Moving onto the earcups. While I was examining the lightweightness of the headset, I noticed the earcups had a nice soft leather coat over them, and that there wasn't much of a gap between the earcup and the speaker. Since the leather was quite bouncy, I found that my ears were extremely close to the speakers, and while this might bother some users, I didn't mind it as much. The leather earcup wraps around your head very nicely, securing the headset in place around each of your ears.
My only complaint is that due to the earcups being on the smaller side, sometimes either the top or the bottom of my ears weren't sitting inside in the earcup. This can be quite uncomfortable when using the headset for longer periods of time but can be simply solved by jiggling the headset around while it's on your head.
The headset itself is quite flexible; the earcups can rotate further than 180 degrees, meaning that users will have absolutely no problem resting them on their shoulders. As you probably gathered from the above images, the ROG STRIX Go can fold for easier transportation, hence the carry bag. The hinges on the headset feel quite strong, but I did notice they are made out of plastic, so I'd advise users to still be quite careful with them as one simple mistake could lead to an expensive hinge break.
The top of the headset is one of my favorite parts about the ROG STRIX Go. It features the same leather that is on the earcups but has much more padding. The headband is extremely comfortable and is honestly one of my favorite headbands I've ever experienced while reviewing headsets. As for the overall build quality of the ROG STRIX Go, it seems to be a very sturdy headset. This is due to the metal frame and hard plastic coverings.
Moving onto the left earcup control buttons. Here's where ASUS lost me a little bit. ASUS decided to hide the mute microphone button under the volume control, and while the 'volume control' looks like a wheel, it isn't, as it doesn't rotate. Users simply push up and down to increase/reduce volume, and once maximum/minimum volume is reached, the headset blasts you with this strange beeping sound that is super annoying. This could just be me, but the beeping really gets to me due to how loud it is. I decided to put the volume of the headset at max, and then control the overall volume through Windows, so I'd never have to hear it.
I also really don't enjoy how ASUS decided to put the microphone under the volume control because sometimes when I'm trying to quickly mute my microphone, I accidentally increase/decrease volume. Another aspect of the mute/unmute microphone that I really dislike is the voice that is heard in the headset whenever it's enabled. Pressing the mute microphone button causes a women's voice to override all audio in the headset with the words "microphone off" or "microphone on". I understand what ASUS is trying to do here as it's more of a portability feature, but instead of a human voice telling me what mode the microphone is in, how about we just get a LED? The best location I've found for a microphone status LED is at the end of the microphone; this way, gamers can visibly see the status of their microphone without having to take the headset off.
The other control buttons on the left earcup are quite standard; we have a 3.5mm headphone jack for wired mode, a multimedia control button, a slider between wireless and wired mode.
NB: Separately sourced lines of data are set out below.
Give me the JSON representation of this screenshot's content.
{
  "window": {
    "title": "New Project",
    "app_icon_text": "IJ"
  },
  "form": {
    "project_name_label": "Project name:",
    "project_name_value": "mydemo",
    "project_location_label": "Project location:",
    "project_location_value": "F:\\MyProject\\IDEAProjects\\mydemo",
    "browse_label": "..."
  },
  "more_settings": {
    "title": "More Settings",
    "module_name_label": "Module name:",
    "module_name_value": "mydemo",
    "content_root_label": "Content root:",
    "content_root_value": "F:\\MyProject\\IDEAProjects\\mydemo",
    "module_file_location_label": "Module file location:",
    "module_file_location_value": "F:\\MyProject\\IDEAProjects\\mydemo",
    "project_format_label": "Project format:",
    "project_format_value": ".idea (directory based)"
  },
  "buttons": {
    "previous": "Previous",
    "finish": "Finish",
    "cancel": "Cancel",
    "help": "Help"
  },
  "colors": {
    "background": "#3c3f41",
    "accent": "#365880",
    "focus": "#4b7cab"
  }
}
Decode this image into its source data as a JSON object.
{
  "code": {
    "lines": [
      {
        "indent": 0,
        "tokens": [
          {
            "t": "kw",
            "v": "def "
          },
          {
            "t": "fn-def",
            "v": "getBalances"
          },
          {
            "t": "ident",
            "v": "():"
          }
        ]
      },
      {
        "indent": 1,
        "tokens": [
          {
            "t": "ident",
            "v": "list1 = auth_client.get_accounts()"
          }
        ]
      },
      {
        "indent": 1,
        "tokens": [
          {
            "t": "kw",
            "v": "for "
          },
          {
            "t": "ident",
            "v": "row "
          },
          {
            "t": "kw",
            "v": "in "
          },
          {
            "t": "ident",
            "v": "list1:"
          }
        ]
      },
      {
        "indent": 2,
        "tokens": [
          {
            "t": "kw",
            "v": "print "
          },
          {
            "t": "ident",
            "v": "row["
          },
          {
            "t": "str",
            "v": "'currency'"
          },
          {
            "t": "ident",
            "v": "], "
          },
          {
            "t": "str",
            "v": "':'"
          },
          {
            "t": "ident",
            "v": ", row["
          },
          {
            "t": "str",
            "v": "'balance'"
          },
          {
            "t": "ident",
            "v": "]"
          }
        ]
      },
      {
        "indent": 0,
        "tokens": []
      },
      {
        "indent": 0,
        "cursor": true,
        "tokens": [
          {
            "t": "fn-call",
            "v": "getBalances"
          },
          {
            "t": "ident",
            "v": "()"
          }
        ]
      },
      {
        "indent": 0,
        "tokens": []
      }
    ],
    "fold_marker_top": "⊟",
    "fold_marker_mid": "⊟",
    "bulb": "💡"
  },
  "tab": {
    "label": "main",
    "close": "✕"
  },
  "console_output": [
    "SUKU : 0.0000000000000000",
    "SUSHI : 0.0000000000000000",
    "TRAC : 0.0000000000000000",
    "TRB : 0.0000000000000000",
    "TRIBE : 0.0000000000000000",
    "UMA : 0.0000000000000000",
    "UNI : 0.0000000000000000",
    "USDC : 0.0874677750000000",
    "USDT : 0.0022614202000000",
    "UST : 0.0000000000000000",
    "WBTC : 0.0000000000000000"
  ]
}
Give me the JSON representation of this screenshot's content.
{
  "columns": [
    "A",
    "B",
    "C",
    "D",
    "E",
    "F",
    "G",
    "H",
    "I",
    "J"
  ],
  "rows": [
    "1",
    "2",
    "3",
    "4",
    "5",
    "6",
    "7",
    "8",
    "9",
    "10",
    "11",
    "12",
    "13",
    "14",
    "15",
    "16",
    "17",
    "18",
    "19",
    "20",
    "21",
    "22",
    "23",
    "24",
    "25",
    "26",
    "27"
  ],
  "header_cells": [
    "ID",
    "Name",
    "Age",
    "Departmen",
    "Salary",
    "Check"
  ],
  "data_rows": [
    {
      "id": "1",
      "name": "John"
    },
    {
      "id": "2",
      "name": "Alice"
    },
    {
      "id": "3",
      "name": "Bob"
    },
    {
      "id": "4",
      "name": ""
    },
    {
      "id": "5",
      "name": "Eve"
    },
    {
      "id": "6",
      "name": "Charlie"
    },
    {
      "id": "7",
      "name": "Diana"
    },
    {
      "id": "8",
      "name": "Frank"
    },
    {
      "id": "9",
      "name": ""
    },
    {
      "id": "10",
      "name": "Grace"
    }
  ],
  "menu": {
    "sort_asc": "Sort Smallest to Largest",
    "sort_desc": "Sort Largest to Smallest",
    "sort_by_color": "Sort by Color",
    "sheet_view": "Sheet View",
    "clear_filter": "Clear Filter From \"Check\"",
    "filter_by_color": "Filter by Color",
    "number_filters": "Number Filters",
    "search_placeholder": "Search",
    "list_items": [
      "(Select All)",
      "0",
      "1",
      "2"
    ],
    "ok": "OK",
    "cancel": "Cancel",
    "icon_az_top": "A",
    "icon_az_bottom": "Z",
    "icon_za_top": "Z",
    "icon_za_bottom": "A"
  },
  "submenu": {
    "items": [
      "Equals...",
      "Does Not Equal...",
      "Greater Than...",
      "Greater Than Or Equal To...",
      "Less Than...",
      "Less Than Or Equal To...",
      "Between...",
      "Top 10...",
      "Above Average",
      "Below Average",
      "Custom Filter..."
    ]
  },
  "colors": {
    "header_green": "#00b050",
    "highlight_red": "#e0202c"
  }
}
I have no complaints with these.
ASUS has done quite a great job with its software, and if you are interested in downloading it and checking it out, a link can be found here.
Once you have downloaded the software and plugged your ROG STRIX Go into your PC, you will be presented with the above window. As you can see, the first window contains everything you will need to tweak and alter the ROG STRIX Go as you see fit. Users can enable virtual surround sound at the flick of a button, save their favorite profiles, choose reverb settings, play with the equalizer, boost base, add compression, change voice clarity, enable AI noise-cancellation, and fiddle with 'perfect voice'.
My first recommendation once you have opened up the software is to navigate to the 'power' menu of the headset and change the default Sleep Mode setting from five minutes to something higher. I personally put mine to thirty minutes as I couldn't stand the headset turning off on me every time there was a small break in audio.
My overall experience with ASUS's software for the ROG STRIX Go headset was quite a good one. All of the settings are put plainly in front of you, and even someone who has limited audio knowledge would be able to navigate around the software with ease. Great work here, ASUS.